11. Ayn Rand. With qualifications on a number of fronts, but yes. She was in fact good on the major issues of those years.
12. These people from the Bay Area. They are not public figures, but still they deserve mention.
Notes: Marxists, Maoists, and advocates of violence are not going to win. There were plenty of excellent economists back then, but most had a different focus than commenting on the major events of those years, and if memory serves (please correct me if I am wrong) Milton Friedman’s very meritorious anti-draft work came slightly later. I would have to reread the major feminist book authors to pick the best one, but I do mean for at least one to be on the list, I am simply not sure at the moment which one. Ralph Nader too? The astronauts? They knew to keep their mouths shut once they were finished.

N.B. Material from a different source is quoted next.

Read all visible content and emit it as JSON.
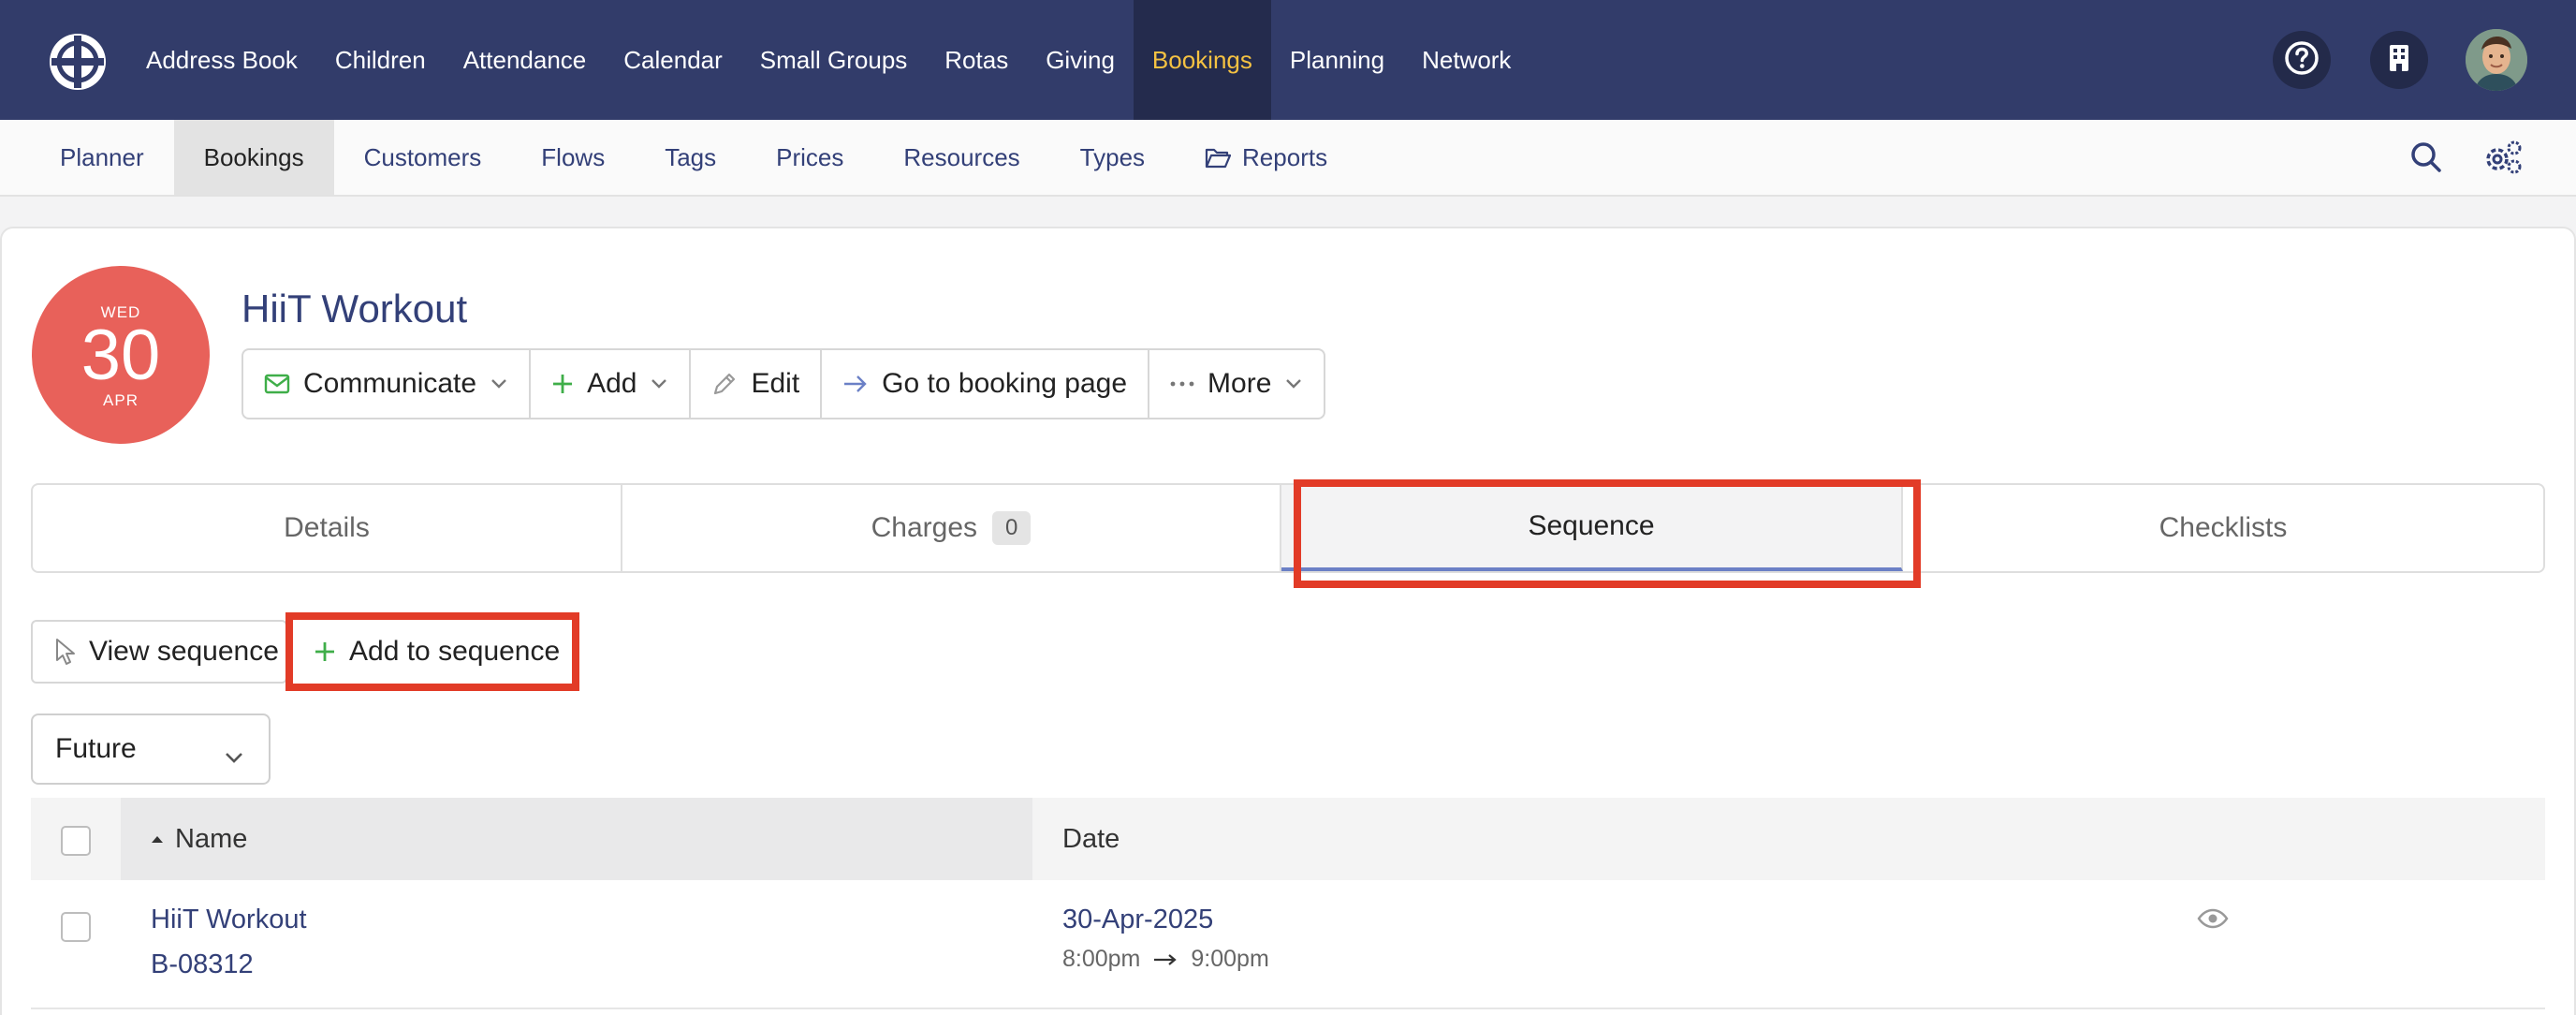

That is the new, excellent, and timely book by Hollis Robbins, the title is descriptive, here is one excerpt:
“If We Must Die” calls for resistance to violence in an environment of violence. The power of [Claude] McKay’s sonnet—Shakespearean and yet with modern diction—is the tension between the measured lines and rhyme, the poetic phrases and the brutal words, the combination of enjambments and exclamation points in the octave, and the more deliberate and determined pace of the sestet. “If We Must Die” is a defiant call to action. The rage of the poem is made more potent by the tension of the sonnet form straining to contain it.
The book argues for the centrality of sonnet writing to African American poetry, and that the African American tradition was not simply parasitic on European models. A “sestet,” by the way, is the last six lines of a sonnet, but not a good Scrabble word because you have to waste two “s’s” to play it.
That is the new Tim Harford book.